State bestowed funds for two sagebrush projects

WYOMING – Two Wyoming projects are included in the new sagebrush projects allotment from the 2022 Bipartisan Infrastructure Law. Together, they are scheduled to receive $1 million in financing.

These projects, which cleared votes in both chambers of Congress, combat invasive grasses and wildfire, reduce encroaching conifers, safeguard precious water resources for neighboring communities and wildlife, as well as promoting community and economic sustainability. Sagebrush country spans over 175 million acres and is home to more than 350 species.

“This is an historic opportunity to put resources into the health and natural infrastructure of America’s sagebrush ecosystem, which serves as the lifeblood of rural communities and Tribal lands in the West,” U.S. Secretary of the Interior Deb Haaland said. “President Biden’s Bipartisan Infrastructure Law is the largest investment in the resilience of physical and natural systems in American history and will meaningfully advance on-the-ground efforts to promote healthy sagebrush landscapes and communities that have been threatened by the climate crisis.”

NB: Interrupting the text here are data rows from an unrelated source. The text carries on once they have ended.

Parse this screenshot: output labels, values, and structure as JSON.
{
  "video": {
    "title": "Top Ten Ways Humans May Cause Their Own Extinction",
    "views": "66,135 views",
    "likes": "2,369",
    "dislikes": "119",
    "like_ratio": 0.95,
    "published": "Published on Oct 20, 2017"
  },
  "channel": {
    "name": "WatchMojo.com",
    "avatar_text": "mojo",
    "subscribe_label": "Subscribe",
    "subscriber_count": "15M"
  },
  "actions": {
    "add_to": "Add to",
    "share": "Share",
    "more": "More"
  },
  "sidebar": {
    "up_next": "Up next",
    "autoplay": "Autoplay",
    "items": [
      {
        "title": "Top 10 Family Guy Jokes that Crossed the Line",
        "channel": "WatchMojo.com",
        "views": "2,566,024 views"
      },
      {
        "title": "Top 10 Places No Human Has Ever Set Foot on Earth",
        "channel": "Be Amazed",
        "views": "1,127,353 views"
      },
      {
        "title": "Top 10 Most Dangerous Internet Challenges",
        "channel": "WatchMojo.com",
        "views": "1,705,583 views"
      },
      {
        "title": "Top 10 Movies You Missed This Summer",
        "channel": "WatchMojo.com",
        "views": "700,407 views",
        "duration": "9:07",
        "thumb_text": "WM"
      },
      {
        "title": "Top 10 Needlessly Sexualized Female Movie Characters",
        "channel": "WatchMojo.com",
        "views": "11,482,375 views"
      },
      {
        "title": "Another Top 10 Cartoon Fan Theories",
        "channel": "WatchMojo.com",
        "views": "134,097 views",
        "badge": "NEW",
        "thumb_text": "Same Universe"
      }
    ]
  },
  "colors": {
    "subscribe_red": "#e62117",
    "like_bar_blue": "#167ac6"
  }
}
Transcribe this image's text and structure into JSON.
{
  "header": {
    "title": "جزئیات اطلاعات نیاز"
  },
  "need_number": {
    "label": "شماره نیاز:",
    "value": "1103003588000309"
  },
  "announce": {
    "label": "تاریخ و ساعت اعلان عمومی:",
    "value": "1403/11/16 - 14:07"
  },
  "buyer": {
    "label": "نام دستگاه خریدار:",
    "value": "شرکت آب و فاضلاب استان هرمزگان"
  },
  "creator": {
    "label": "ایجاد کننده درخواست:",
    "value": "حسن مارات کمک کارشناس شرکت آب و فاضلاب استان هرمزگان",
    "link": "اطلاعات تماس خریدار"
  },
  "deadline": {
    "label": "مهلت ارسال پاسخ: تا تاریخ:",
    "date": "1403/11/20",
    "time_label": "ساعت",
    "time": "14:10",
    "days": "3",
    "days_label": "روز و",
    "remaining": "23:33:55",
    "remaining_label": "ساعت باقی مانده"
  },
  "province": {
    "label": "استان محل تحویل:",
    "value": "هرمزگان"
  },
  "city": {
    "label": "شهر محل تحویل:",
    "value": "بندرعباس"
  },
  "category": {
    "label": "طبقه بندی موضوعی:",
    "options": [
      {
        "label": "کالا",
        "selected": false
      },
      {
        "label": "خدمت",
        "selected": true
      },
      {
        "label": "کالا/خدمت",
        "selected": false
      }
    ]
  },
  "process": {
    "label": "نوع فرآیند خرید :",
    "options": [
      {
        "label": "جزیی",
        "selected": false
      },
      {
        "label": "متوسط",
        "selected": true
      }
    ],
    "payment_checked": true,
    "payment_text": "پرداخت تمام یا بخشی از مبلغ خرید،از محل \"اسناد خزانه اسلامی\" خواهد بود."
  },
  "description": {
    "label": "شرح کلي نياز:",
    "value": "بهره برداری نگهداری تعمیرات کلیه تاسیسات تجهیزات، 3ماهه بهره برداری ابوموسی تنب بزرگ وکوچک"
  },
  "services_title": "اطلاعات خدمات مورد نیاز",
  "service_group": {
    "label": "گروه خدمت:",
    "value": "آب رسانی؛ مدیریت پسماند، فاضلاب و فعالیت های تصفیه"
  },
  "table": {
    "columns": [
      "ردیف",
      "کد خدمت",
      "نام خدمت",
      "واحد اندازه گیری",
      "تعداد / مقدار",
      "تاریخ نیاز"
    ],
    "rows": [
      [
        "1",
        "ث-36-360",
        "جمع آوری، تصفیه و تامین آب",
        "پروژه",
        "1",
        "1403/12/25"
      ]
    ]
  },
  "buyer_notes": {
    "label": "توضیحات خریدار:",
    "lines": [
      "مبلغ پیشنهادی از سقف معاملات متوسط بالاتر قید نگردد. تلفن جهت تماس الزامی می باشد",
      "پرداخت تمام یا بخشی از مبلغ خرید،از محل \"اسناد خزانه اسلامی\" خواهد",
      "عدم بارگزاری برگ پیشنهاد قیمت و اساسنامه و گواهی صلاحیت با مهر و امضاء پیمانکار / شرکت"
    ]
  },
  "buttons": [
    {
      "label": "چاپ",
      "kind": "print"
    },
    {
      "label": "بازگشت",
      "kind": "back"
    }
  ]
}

One of the projects approved for Wyoming is the Collaborative Sage-Steppe Mesic Habitat Restoration project. It’s intended to restore more than 10,000 acres of wet meadow habitat on largely private rangelands to increase species diversity and drought resilience in core sagebrush habitats. This project aims to use a variety of techniques ranging from off-stream water and fencing to hand-built rock structures to in-stream engineering. Along with several partners, the project has been allocated $250,000.

The other project planned for Wyoming is the Invasive Annual Grass Management Collaborative – which is a partnership between the Fish & Wildlife Service, State of Wyoming, Eastern Shoshone and Northern Arapahoe tribes, USDA agencies and local governments among others. That project aims to control invasive grass and protect approximately 100,000 acres of sagebrush habitat on mixed-ownership lands in Wyoming through on-the-ground treatments. That endeavor has been allocated for $750,000.

These projects will create jobs, which the Fish & Wildlife Services said will strengthen local economies.

“Sagebrush country is a national treasure that supports hundreds of species that live nowhere else on the planet,” FWS director Martha Williams said. “The service is a partner in a large constellation of public and private entities pulling together toward a common vision for a healthy sagebrush ecosystem. Our work in this landscape is reflective of agency priorities including supporting rangeland health, growing private landowner partnerships and public access, and reducing the need to list species as federally threatened or endangered.”

The first round of sagebrush funding from the Bipartisan Infrastructure Law was awarded to habitat projects that ensure safety. Projects will increase resilience to drought and rangeland fire by restoring wetlands and combating non-native grasses that increase the threat of wildfire and reduce habitats for wildlife and forage for livestock.

Projects were prioritized by the Fish & Wildlife Service’s Sagebrush Ecosystem Team and its partners, which includes the Western Association of Fish and Wildlife Agencies. By anchoring conservation in these habitats, all partners will focus on working to restore degraded lands and habitat through the “Defend The Core, Grow The Core” approach endorsed by the Western Governors Association.

In total, the Bipartisan Infrastructure Law will support over 40 projects across eight different Western states.